Rising concerns about privacy mean that the security of sensitive information, such as medical and financial data and information about children, is coming under tighter scrutiny these days. And this is forcing IT managers to turn their attention to the richest repositories of such data: their data warehouses.
But for many businesses, just defining the roles and purposes of those staffers accessing such data can be daunting. Consider that a single hospital admittance could result in a patient’s records being viewed by more than 150 people, both inside and outside the hospital, according to a study by Predictive Systems Inc., a New York-based technology consulting firm.
Fortunately, data warehouse software and the applications that serve such warehouses are relatively mature.
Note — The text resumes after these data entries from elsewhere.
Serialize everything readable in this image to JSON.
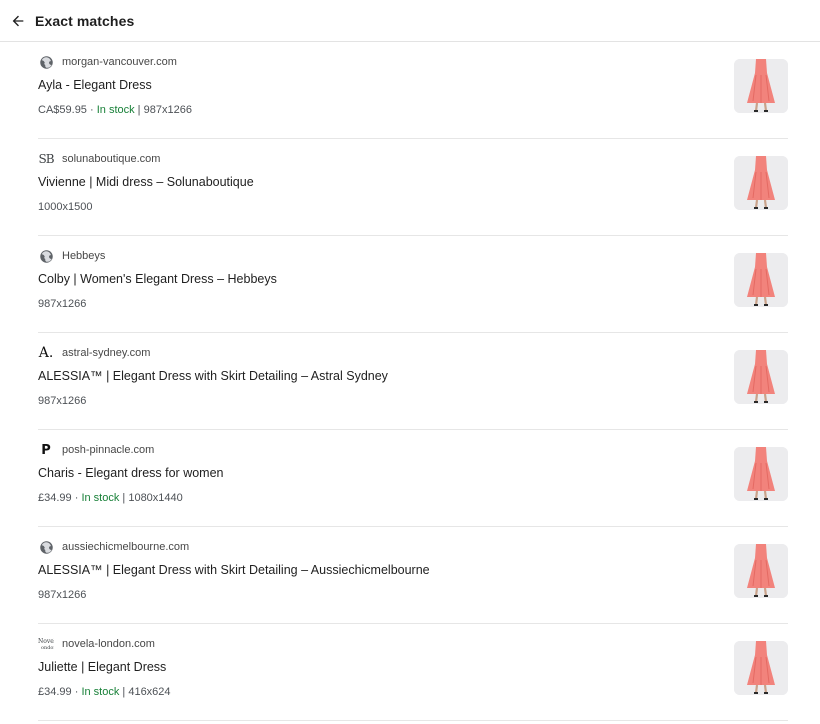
{
  "header": {
    "title": "Exact matches",
    "back_icon": "arrow-back-icon"
  },
  "colors": {
    "in_stock": "#188038",
    "divider": "#e6e6e6",
    "dress": "#f2837c"
  },
  "results": [
    {
      "favicon": "globe-icon",
      "site": "morgan-vancouver.com",
      "title": "Ayla - Elegant Dress",
      "price": "CA$59.95",
      "stock": "In stock",
      "size": "987x1266"
    },
    {
      "favicon_text": "SB",
      "site": "solunaboutique.com",
      "title": "Vivienne | Midi dress – Solunaboutique",
      "size": "1000x1500"
    },
    {
      "favicon": "globe-icon",
      "site": "Hebbeys",
      "title": "Colby | Women's Elegant Dress – Hebbeys",
      "size": "987x1266"
    },
    {
      "favicon_text": "A.",
      "site": "astral-sydney.com",
      "title": "ALESSIA™ | Elegant Dress with Skirt Detailing – Astral Sydney",
      "size": "987x1266"
    },
    {
      "favicon_text": "P",
      "site": "posh-pinnacle.com",
      "title": "Charis - Elegant dress for women",
      "price": "£34.99",
      "stock": "In stock",
      "size": "1080x1440"
    },
    {
      "favicon": "globe-icon",
      "site": "aussiechicmelbourne.com",
      "title": "ALESSIA™ | Elegant Dress with Skirt Detailing – Aussiechicmelbourne",
      "size": "987x1266"
    },
    {
      "favicon": "novela-logo-icon",
      "site": "novela-london.com",
      "title": "Juliette | Elegant Dress",
      "price": "£34.99",
      "stock": "In stock",
      "size": "416x624"
    }
  ]
}
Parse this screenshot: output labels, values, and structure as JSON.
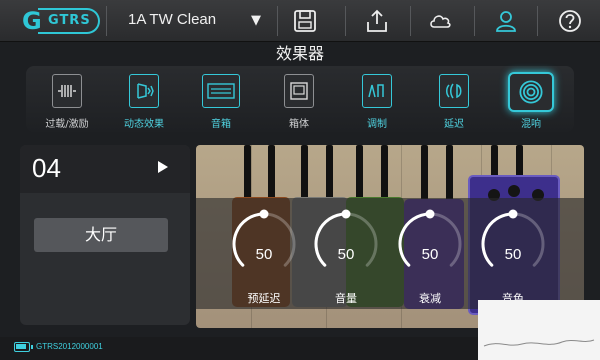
{
  "header": {
    "logo_text": "GTRS",
    "preset_name": "1A TW Clean",
    "buttons": [
      {
        "icon": "save-icon"
      },
      {
        "icon": "upload-icon"
      },
      {
        "icon": "cloud-icon"
      },
      {
        "icon": "user-icon"
      },
      {
        "icon": "help-icon"
      }
    ]
  },
  "page_title": "效果器",
  "effects": [
    {
      "label": "过载/激励",
      "icon": "overdrive-icon",
      "active": false,
      "selected": false
    },
    {
      "label": "动态效果",
      "icon": "dynamics-icon",
      "active": true,
      "selected": false
    },
    {
      "label": "音箱",
      "icon": "amp-icon",
      "active": true,
      "selected": false
    },
    {
      "label": "箱体",
      "icon": "cabinet-icon",
      "active": false,
      "selected": false
    },
    {
      "label": "调制",
      "icon": "modulation-icon",
      "active": true,
      "selected": false
    },
    {
      "label": "延迟",
      "icon": "delay-icon",
      "active": true,
      "selected": false
    },
    {
      "label": "混响",
      "icon": "reverb-icon",
      "active": true,
      "selected": true
    }
  ],
  "reverb": {
    "slot": "04",
    "type": "大厅"
  },
  "params": [
    {
      "label": "预延迟",
      "value": "50",
      "level": 0.5
    },
    {
      "label": "音量",
      "value": "50",
      "level": 0.5
    },
    {
      "label": "衰减",
      "value": "50",
      "level": 0.5
    },
    {
      "label": "音色",
      "value": "50",
      "level": 0.5
    }
  ],
  "footer": {
    "device_id": "GTRS2012000001"
  },
  "colors": {
    "accent": "#35c8d8",
    "background": "#1d1f22"
  }
}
Database software can define access down to the object level. And tools to automate user account management are particularly helpful in large user environments.
The first step in data warehouse security is defining what data needs protecting, which can be more difficult than it sounds, according to IT managers.
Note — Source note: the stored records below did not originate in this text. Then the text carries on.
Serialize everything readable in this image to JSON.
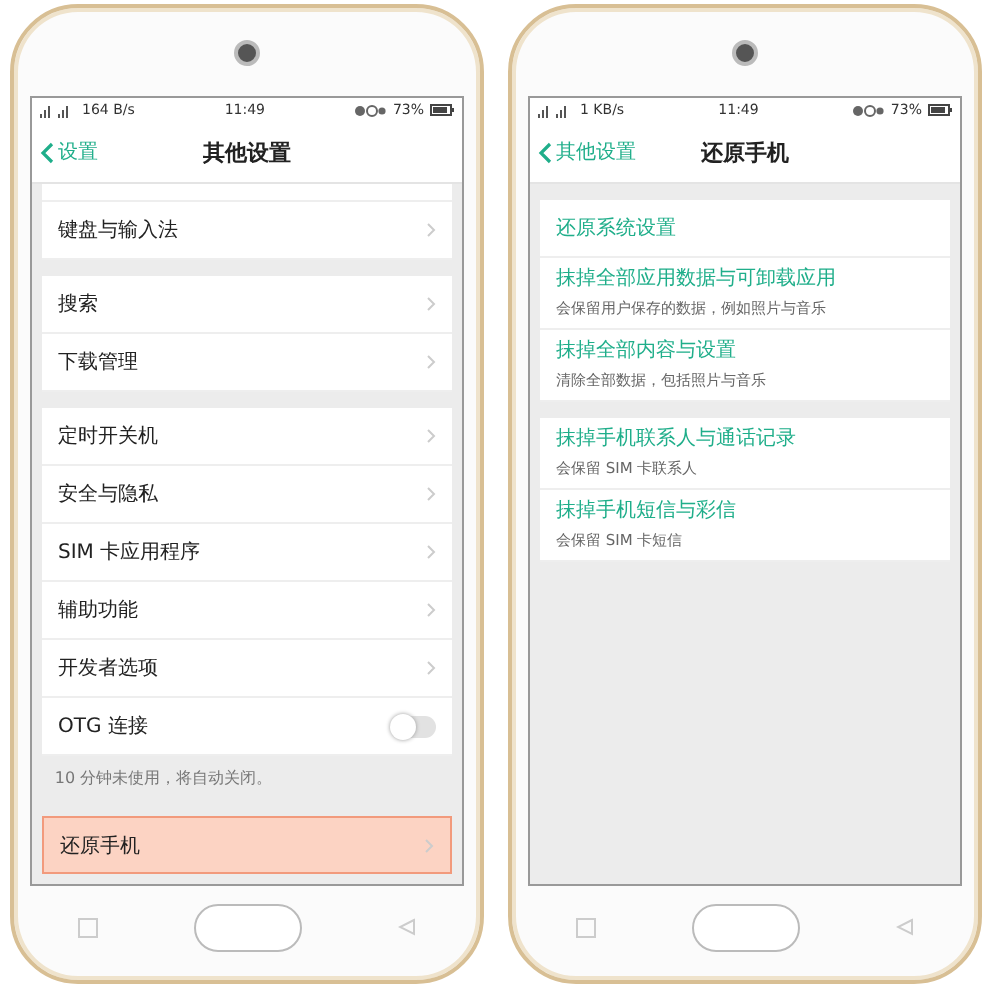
{
  "phones": [
    {
      "status": {
        "speed": "164 B/s",
        "time": "11:49",
        "battery": "73%"
      },
      "back": "设置",
      "title": "其他设置",
      "cut_top": true,
      "sections": [
        {
          "rows": [
            {
              "kind": "link",
              "label": "键盘与输入法",
              "highlighted": false
            }
          ]
        },
        {
          "rows": [
            {
              "kind": "link",
              "label": "搜索",
              "highlighted": false
            },
            {
              "kind": "link",
              "label": "下载管理",
              "highlighted": false
            }
          ]
        },
        {
          "rows": [
            {
              "kind": "link",
              "label": "定时开关机",
              "highlighted": false
            },
            {
              "kind": "link",
              "label": "安全与隐私",
              "highlighted": false
            },
            {
              "kind": "link",
              "label": "SIM 卡应用程序",
              "highlighted": false
            },
            {
              "kind": "link",
              "label": "辅助功能",
              "highlighted": false
            },
            {
              "kind": "link",
              "label": "开发者选项",
              "highlighted": false
            },
            {
              "kind": "toggle",
              "label": "OTG 连接",
              "on": false,
              "highlighted": false
            }
          ],
          "note": "10 分钟未使用，将自动关闭。"
        },
        {
          "rows": [
            {
              "kind": "link",
              "label": "还原手机",
              "highlighted": true
            }
          ]
        }
      ]
    },
    {
      "status": {
        "speed": "1 KB/s",
        "time": "11:49",
        "battery": "73%"
      },
      "back": "其他设置",
      "title": "还原手机",
      "cut_top": false,
      "sections": [
        {
          "rows": [
            {
              "kind": "action",
              "label": "还原系统设置",
              "highlighted": false
            },
            {
              "kind": "action",
              "label": "抹掉全部应用数据与可卸载应用",
              "sub": "会保留用户保存的数据，例如照片与音乐",
              "highlighted": false
            },
            {
              "kind": "action",
              "label": "抹掉全部内容与设置",
              "sub": "清除全部数据，包括照片与音乐",
              "highlighted": false
            }
          ]
        },
        {
          "rows": [
            {
              "kind": "action",
              "label": "抹掉手机联系人与通话记录",
              "sub": "会保留 SIM 卡联系人",
              "highlighted": false
            },
            {
              "kind": "action",
              "label": "抹掉手机短信与彩信",
              "sub": "会保留 SIM 卡短信",
              "highlighted": false
            }
          ]
        }
      ]
    }
  ]
}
“[Legislation] talks in general terms about what data needs protecting and provides little of what kind of data and what kind of protection that data needs,” says Mike Hager, vice-president of network security and disaster recovery at New York-based Oppenheimer Funds Inc., a wholly owned subsidiary of Massachusetts Mutual Insurance Corp. in Springfield, Mass.
The key to passing all forms of regulatory muster is defining “personally identifiable information” and then limiting access to that information to only those with a need to know.
For example, you don’t want a statistician mining for demographics on sexually transmitted diseases to also have access to the names and addresses of individual patients with such diseases. Access rights to this type of data must be fine-grained enough that a statistician can only gather broader demographics like age, sex or region.
And that means defining user roles, says Hager. “The real key here is being able to define who has access to what. Without a role-based security model, there is no way of accomplishing this,” he says.
It took Hager’s team six months to define the roles of Oppenheimer’s 2,500 users, 400 of whom require access to the data warehouse.
“There’s a business process that must take place before you can automate this,” Hager explains. “You need to identify group and individual user rights, which we did by going over [human resources] accounting codes and then going to business units and asking everyone to justify their access needs. And now they must also fill out an annual review form.”
Once you know who requires access to the warehouse, it’s time to measure the technical controls around those users. That means asking some tough questions: